I'm also learning a great deal about the Internet and Facebook practices. I will confess here I really like things that are free!  I recently stopped playing a word game because I just couldn't stand the ads. They were long and loud and bothered me. But I get it... somebody needs to make some money for providing this service. 

I made a conscious decision some years back not to have ads on this blog page. One reason is that I was concerned I wouldn't always endorse their content. I was happy to share my thoughts if people wanted to take the time to read them. And I've been so honoured by the kind feedback I've received. 

More than once when I was ready to set down my pen, someone has come to me and told me not to stop writing. What an encouraging word that has been, and has felt God-sent at times. 

Another interesting fact I learned about Facebook recently is you wish to follow someone, or a page, just "liking" it (which is great) does not necessarily mean you will always see those posts in your news feed. But if you tap and hold on the "following" button on the right hand side of a page you wish to follow, you can choose an option to "see first", for up to 30 pages. And if you don't wish to follow, you have that option too!!

So... there is the market story. I'm much more comfortable at the Farmers market chatting it up with my favourite farmer. But here I am, marketing a wonderful product, a lovely gift.  I've revamped my website  (well, I hired a lovely lady to help with that), 
I'm ready to share my wares. 

You'll find information about the book and other resources at on my official web page.

I also welcome you to join me on my Facebook page Grace Notes, Thoughts and Prayers, and "like" it if you have not already done so!  There you will find information about this week's book launch party, as well as encouraging thoughts, prayers and art.

You can also visit the Hot Apple Cider Books official page and get updates from the editors themselves. 
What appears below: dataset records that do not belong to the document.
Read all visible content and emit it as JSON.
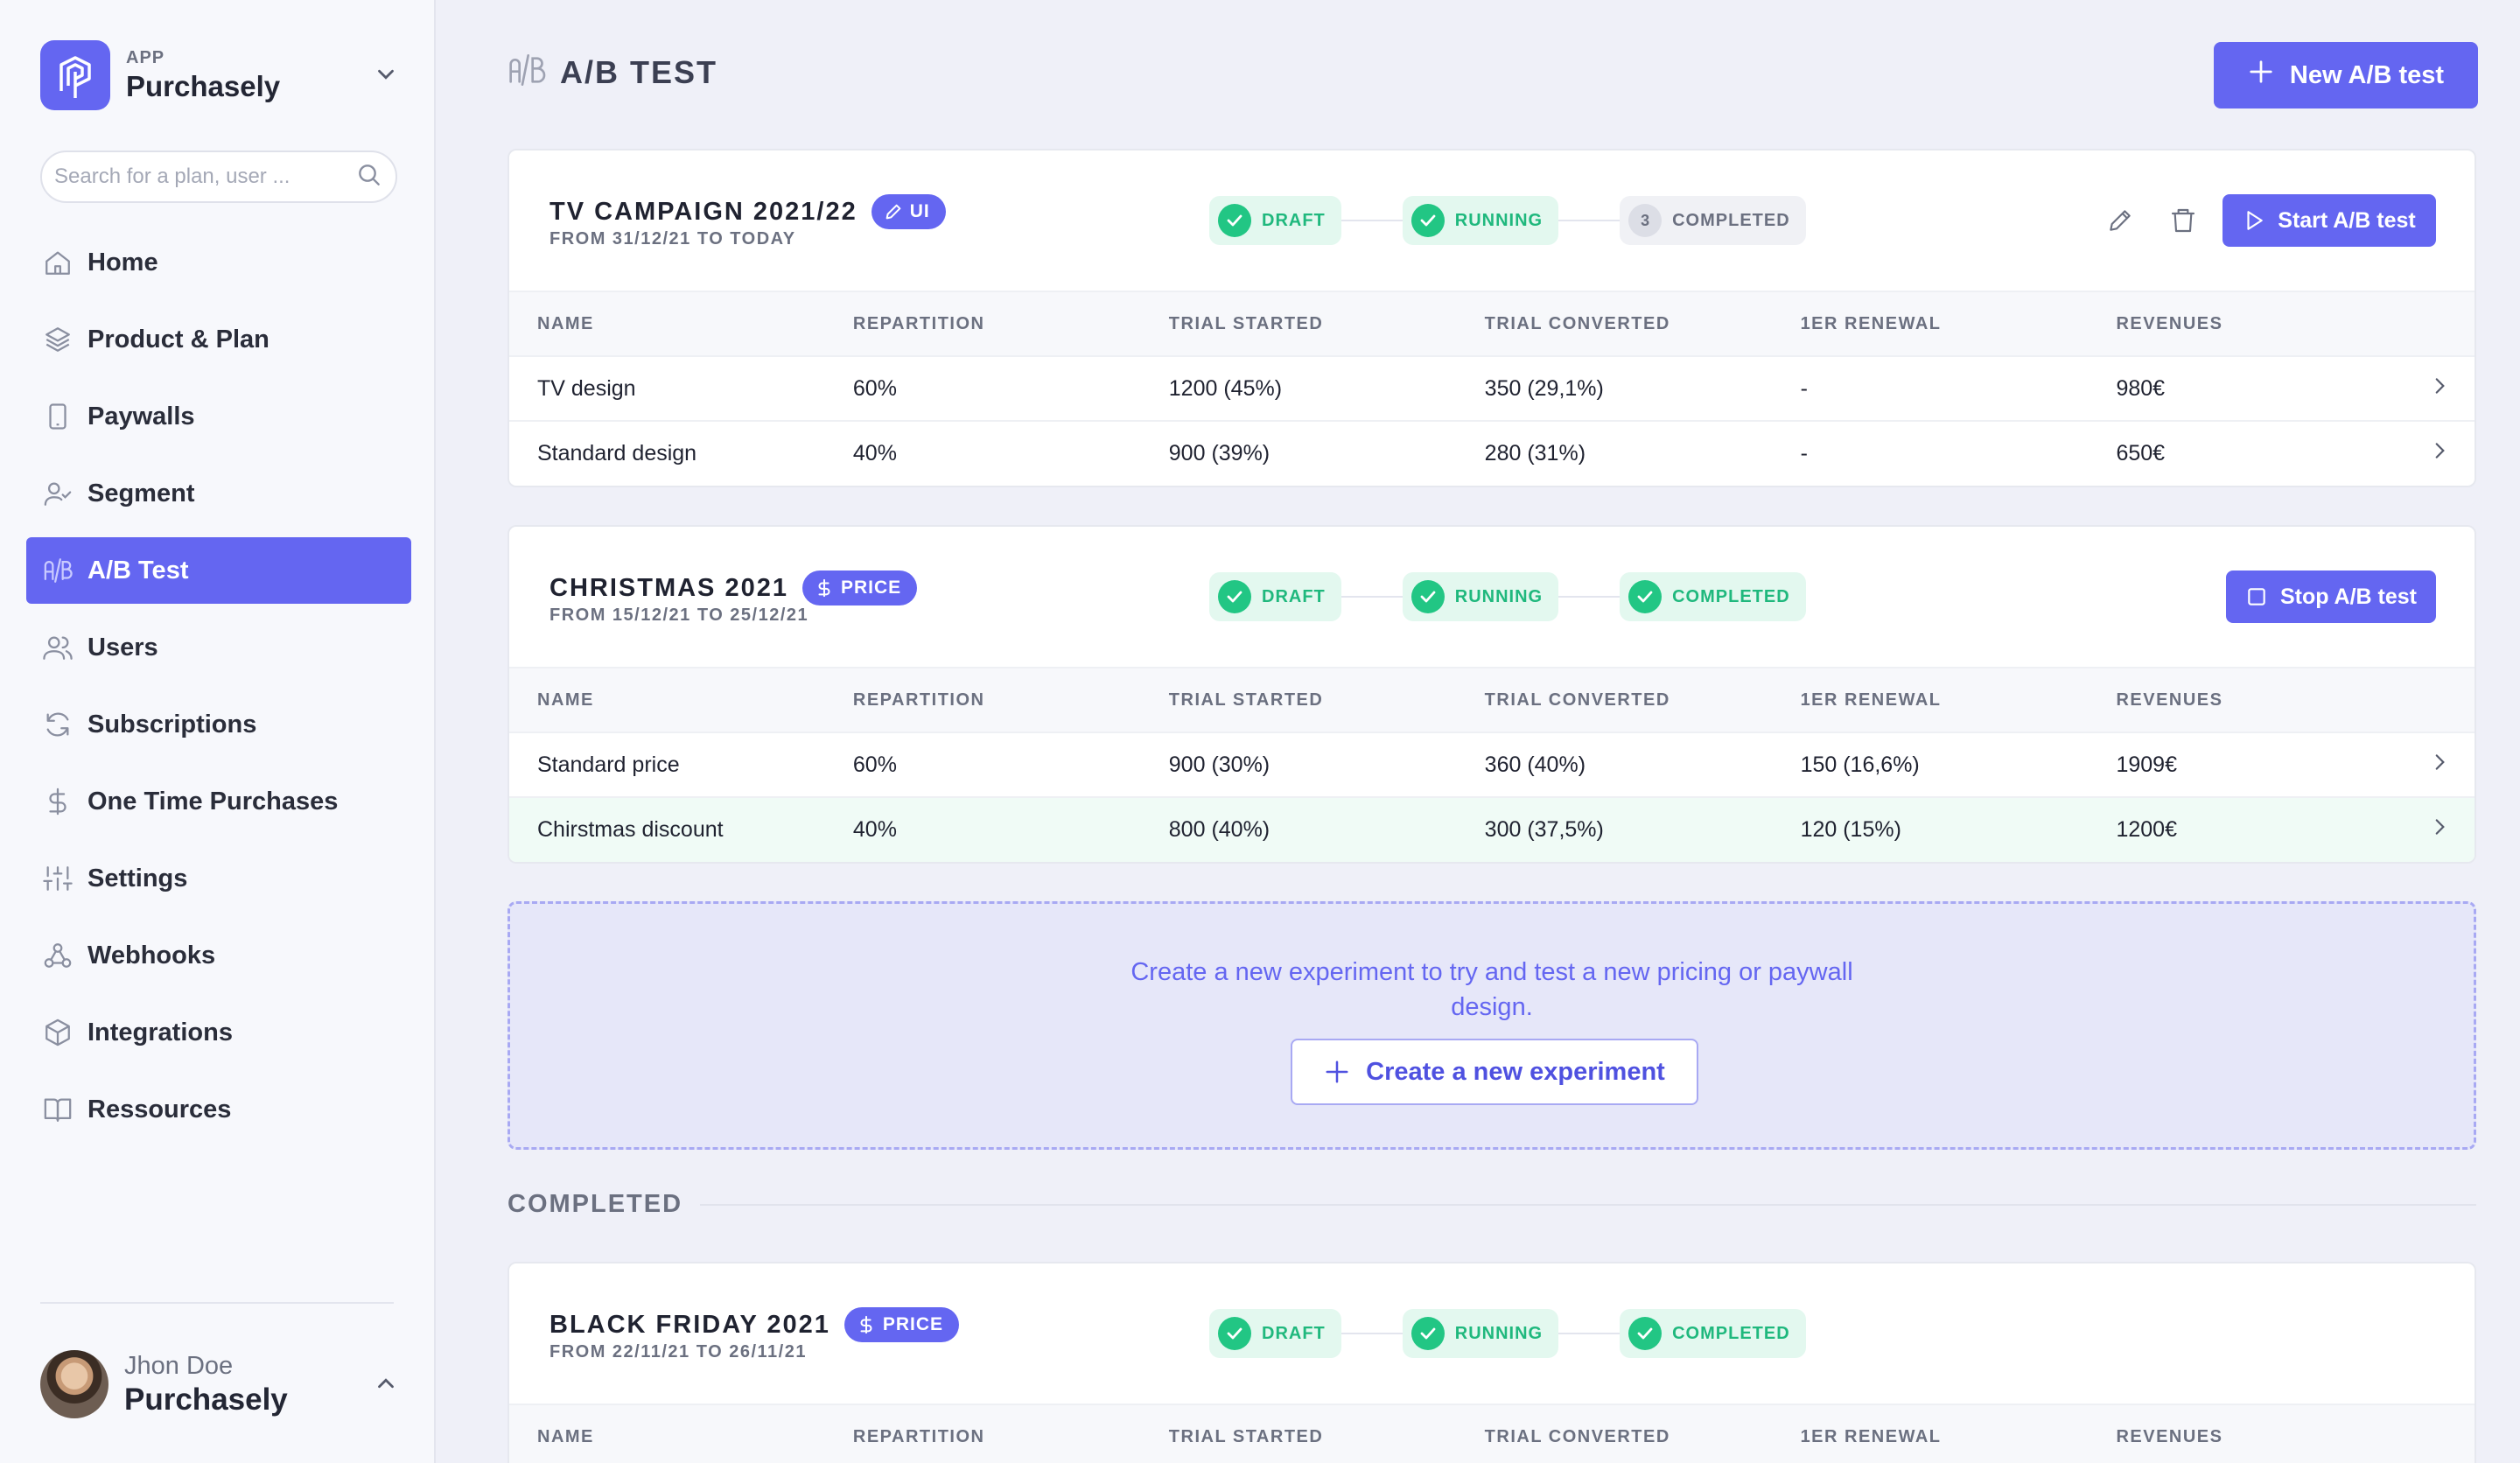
{
  "app": {
    "eyebrow": "APP",
    "name": "Purchasely"
  },
  "search": {
    "placeholder": "Search for a plan, user ..."
  },
  "nav": [
    {
      "label": "Home",
      "icon": "home-icon"
    },
    {
      "label": "Product & Plan",
      "icon": "layers-icon"
    },
    {
      "label": "Paywalls",
      "icon": "phone-icon"
    },
    {
      "label": "Segment",
      "icon": "user-check-icon"
    },
    {
      "label": "A/B Test",
      "icon": "ab-test-icon",
      "active": true
    },
    {
      "label": "Users",
      "icon": "users-icon"
    },
    {
      "label": "Subscriptions",
      "icon": "refresh-icon"
    },
    {
      "label": "One Time Purchases",
      "icon": "dollar-icon"
    },
    {
      "label": "Settings",
      "icon": "sliders-icon"
    },
    {
      "label": "Webhooks",
      "icon": "webhook-icon"
    },
    {
      "label": "Integrations",
      "icon": "box-icon"
    },
    {
      "label": "Ressources",
      "icon": "book-icon"
    }
  ],
  "user": {
    "name": "Jhon Doe",
    "org": "Purchasely"
  },
  "header": {
    "title": "A/B TEST",
    "new_button": "New A/B test"
  },
  "table_headers": [
    "NAME",
    "REPARTITION",
    "TRIAL STARTED",
    "TRIAL CONVERTED",
    "1ER RENEWAL",
    "REVENUES"
  ],
  "steps": {
    "draft": "DRAFT",
    "running": "RUNNING",
    "completed": "COMPLETED",
    "pending_number": "3"
  },
  "experiments": [
    {
      "name": "TV CAMPAIGN 2021/22",
      "tag": "UI",
      "dates": "FROM 31/12/21 TO TODAY",
      "action": "Start A/B test",
      "rows": [
        {
          "name": "TV design",
          "repartition": "60%",
          "trial_started": "1200 (45%)",
          "trial_converted": "350 (29,1%)",
          "renewal": "-",
          "revenues": "980€"
        },
        {
          "name": "Standard design",
          "repartition": "40%",
          "trial_started": "900 (39%)",
          "trial_converted": "280 (31%)",
          "renewal": "-",
          "revenues": "650€"
        }
      ]
    },
    {
      "name": "CHRISTMAS 2021",
      "tag": "PRICE",
      "dates": "FROM 15/12/21 TO 25/12/21",
      "action": "Stop A/B test",
      "rows": [
        {
          "name": "Standard price",
          "repartition": "60%",
          "trial_started": "900 (30%)",
          "trial_converted": "360 (40%)",
          "renewal": "150 (16,6%)",
          "revenues": "1909€"
        },
        {
          "name": "Chirstmas discount",
          "repartition": "40%",
          "trial_started": "800 (40%)",
          "trial_converted": "300 (37,5%)",
          "renewal": "120 (15%)",
          "revenues": "1200€"
        }
      ]
    },
    {
      "name": "BLACK FRIDAY 2021",
      "tag": "PRICE",
      "dates": "FROM 22/11/21 TO 26/11/21"
    }
  ],
  "empty_state": {
    "text": "Create a new experiment to try and test a new pricing or paywall design.",
    "button": "Create a new experiment"
  },
  "completed_section": {
    "label": "COMPLETED"
  },
  "colors": {
    "accent": "#6466f1",
    "success": "#22c684",
    "background": "#eff0f8"
  }
}
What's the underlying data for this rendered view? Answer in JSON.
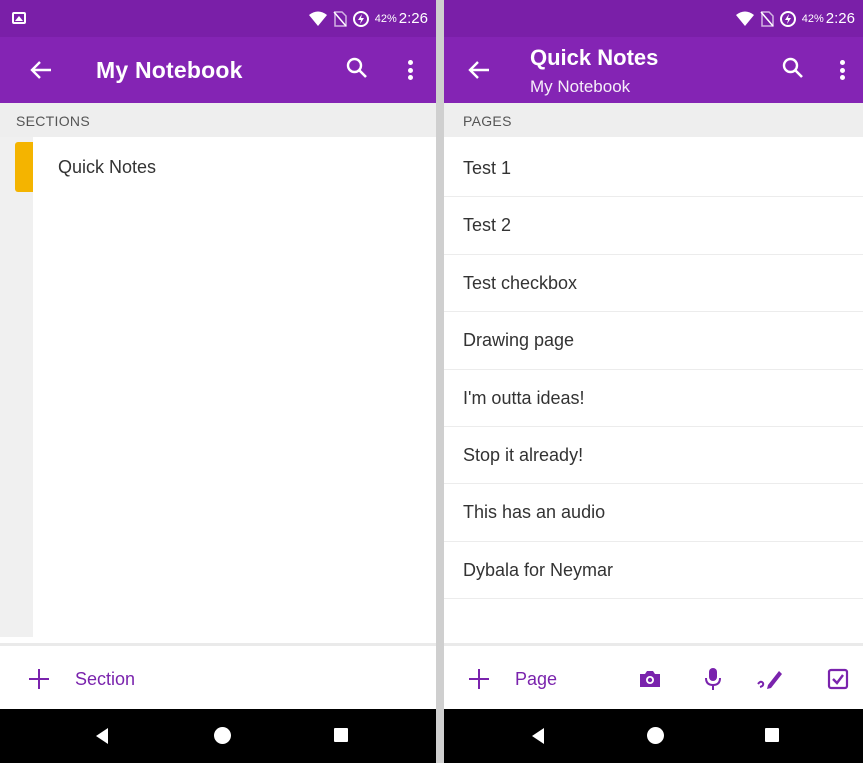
{
  "colors": {
    "status_bar": "#7a1fa8",
    "app_bar": "#8424b4",
    "accent": "#7a23ad",
    "section_tab": "#f4b400",
    "subheader_bg": "#eeeeee",
    "nav_bar": "#000000"
  },
  "left": {
    "status": {
      "battery": "42%",
      "time": "2:26"
    },
    "app_bar": {
      "title": "My Notebook"
    },
    "subheader": "SECTIONS",
    "sections": [
      {
        "label": "Quick Notes",
        "color": "#f4b400"
      }
    ],
    "bottom": {
      "add_label": "Section"
    }
  },
  "right": {
    "status": {
      "battery": "42%",
      "time": "2:26"
    },
    "app_bar": {
      "title": "Quick Notes",
      "subtitle": "My Notebook"
    },
    "subheader": "PAGES",
    "pages": [
      {
        "label": "Test 1"
      },
      {
        "label": "Test 2"
      },
      {
        "label": "Test checkbox"
      },
      {
        "label": "Drawing page"
      },
      {
        "label": "I'm outta ideas!"
      },
      {
        "label": "Stop it already!"
      },
      {
        "label": "This has an audio"
      },
      {
        "label": "Dybala for Neymar"
      }
    ],
    "bottom": {
      "add_label": "Page",
      "tools": [
        "camera-icon",
        "microphone-icon",
        "ink-pen-icon",
        "checkbox-icon"
      ]
    }
  }
}
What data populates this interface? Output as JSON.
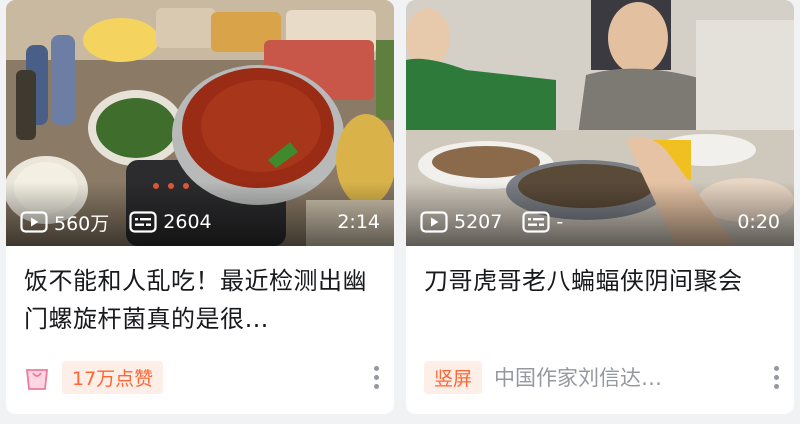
{
  "cards": [
    {
      "plays": "560万",
      "danmaku": "2604",
      "duration": "2:14",
      "title": "饭不能和人乱吃！最近检测出幽门螺旋杆菌真的是很…",
      "badge": "17万点赞",
      "badge_icon": "shopping-bag-icon"
    },
    {
      "plays": "5207",
      "danmaku": "-",
      "duration": "0:20",
      "title": "刀哥虎哥老八蝙蝠侠阴间聚会",
      "badge": "竖屏",
      "author": "中国作家刘信达…"
    }
  ],
  "colors": {
    "badge_text": "#ff6633",
    "badge_bg": "#fdeee8",
    "meta_text": "#9499a0",
    "title_text": "#18191c"
  }
}
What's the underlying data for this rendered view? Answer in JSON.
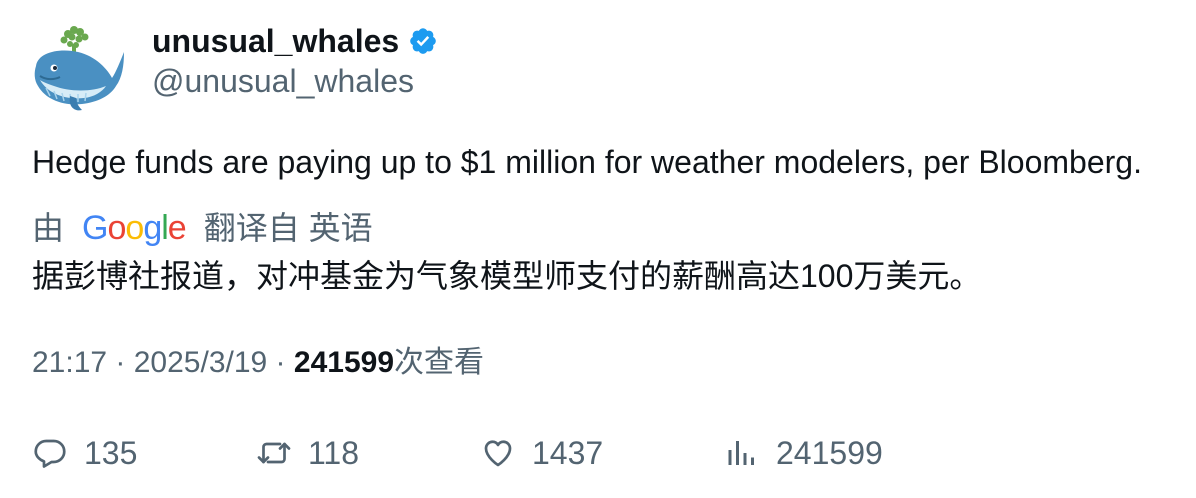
{
  "author": {
    "display_name": "unusual_whales",
    "handle": "@unusual_whales",
    "verified_icon": "verified-badge-icon",
    "avatar_icon": "whale-avatar"
  },
  "tweet": {
    "text": "Hedge funds are paying up to $1 million for weather modelers, per Bloomberg."
  },
  "translation": {
    "by_label": "由",
    "provider_logo": "Google",
    "from_label": "翻译自 英语",
    "text": "据彭博社报道，对冲基金为气象模型师支付的薪酬高达100万美元。"
  },
  "meta": {
    "time": "21:17",
    "sep1": " · ",
    "date": "2025/3/19",
    "sep2": " · ",
    "views_count": "241599",
    "views_label": "次查看"
  },
  "actions": {
    "replies": "135",
    "retweets": "118",
    "likes": "1437",
    "views": "241599"
  },
  "colors": {
    "text_primary": "#0f1419",
    "text_secondary": "#536471",
    "verified_blue": "#1d9bf0"
  }
}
Thank you to those who read.  Thank you for your feedback, your encouragement, and helpful ideas.  Happy October!